A radio emission is divided into the zone near and far from the source, and TSU radiophysicists have learned to increase the near zone. This method can be used to create devices for radar and noninvasive diagnostics of human internal organs and various diseases. Scientists have developed a device for controlling the near-field radio emission, and the findings are presented in an article in the Journal of Applied Physics

There are a lot of media that absorb radio waves and transform them into heat, for example, water, earth, and iron. It is almost impossible to probe them using radio waves. Even Popov, the founder of radio, was the first to encounter the fact that radio waves could not overcome obstacles, and since then radar began to develop. It turned out that with radio waves, it was possible to determine the presence of metal objects in fog, behind clouds, and beyond the horizon, - says TSU professor Vladimir Yakubov.

The border between the zone that is near the source and the zone that is far from it is quite sharp and is called a causal surface. Beyond this surface, a skin layer appears in which the radio wave attenuates very quickly (exponentially). As a rule, scientists investigate the far zone, because this is necessary to create antennas that work over long distances. They try to reduce the near zone because it does not bring noticeable benefits for communication and radar.

TSU radio physicists have established that radiation in the near field does not have exponential attenuation, which means that it can penetrate well into media with a high absorption coefficient, for example, into the human body. It is enough to expand the borders of the near zone, removing it from the source.

We made a device that helps to bring closer or remove the causal surface and conducted an experiment with ordinary tap water, which is a good absorber of radio waves. It turned out that the near zone can be noticeably advanced from the source by simply increasing the wavelength, which means making it low enough. When the frequency decreases, the causal surface and skin layer move away from the source, and when it increases, then vice versa.
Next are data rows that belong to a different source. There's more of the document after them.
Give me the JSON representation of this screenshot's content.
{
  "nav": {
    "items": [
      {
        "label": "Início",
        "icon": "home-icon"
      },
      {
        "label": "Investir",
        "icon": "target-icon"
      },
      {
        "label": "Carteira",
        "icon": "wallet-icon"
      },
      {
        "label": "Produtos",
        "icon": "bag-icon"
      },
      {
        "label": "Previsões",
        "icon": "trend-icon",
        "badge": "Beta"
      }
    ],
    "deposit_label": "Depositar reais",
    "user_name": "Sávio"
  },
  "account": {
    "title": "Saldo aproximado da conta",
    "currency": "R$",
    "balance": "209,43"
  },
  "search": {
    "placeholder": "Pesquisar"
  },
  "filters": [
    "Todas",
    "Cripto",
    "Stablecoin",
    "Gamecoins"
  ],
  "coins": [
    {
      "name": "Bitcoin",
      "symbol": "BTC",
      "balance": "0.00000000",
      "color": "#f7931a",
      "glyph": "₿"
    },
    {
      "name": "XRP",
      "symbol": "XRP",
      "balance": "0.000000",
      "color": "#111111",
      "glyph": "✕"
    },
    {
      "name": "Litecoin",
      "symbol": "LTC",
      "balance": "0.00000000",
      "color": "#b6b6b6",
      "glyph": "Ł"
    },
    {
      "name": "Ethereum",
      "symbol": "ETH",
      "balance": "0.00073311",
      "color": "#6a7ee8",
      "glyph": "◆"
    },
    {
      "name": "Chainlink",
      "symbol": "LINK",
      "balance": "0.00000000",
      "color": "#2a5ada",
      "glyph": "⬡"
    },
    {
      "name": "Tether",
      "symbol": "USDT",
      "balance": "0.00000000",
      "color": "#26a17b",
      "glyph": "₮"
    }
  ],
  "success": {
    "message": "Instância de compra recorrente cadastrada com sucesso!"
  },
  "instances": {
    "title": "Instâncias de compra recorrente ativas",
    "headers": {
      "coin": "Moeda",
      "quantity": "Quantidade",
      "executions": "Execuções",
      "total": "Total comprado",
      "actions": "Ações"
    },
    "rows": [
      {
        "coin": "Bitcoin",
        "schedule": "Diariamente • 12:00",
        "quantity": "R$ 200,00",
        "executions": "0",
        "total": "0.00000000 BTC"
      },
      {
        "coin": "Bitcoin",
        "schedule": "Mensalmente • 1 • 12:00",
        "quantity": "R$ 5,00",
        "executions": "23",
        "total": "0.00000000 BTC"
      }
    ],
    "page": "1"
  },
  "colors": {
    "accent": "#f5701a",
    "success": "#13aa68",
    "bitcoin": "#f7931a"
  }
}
Thus, by varying this boundary, it is possible, for example, to increase or decrease the depth of penetration of radio waves into the human body. On this basis, it is possible to diagnose or treat organ diseases, - explains Vladimir Yakubov.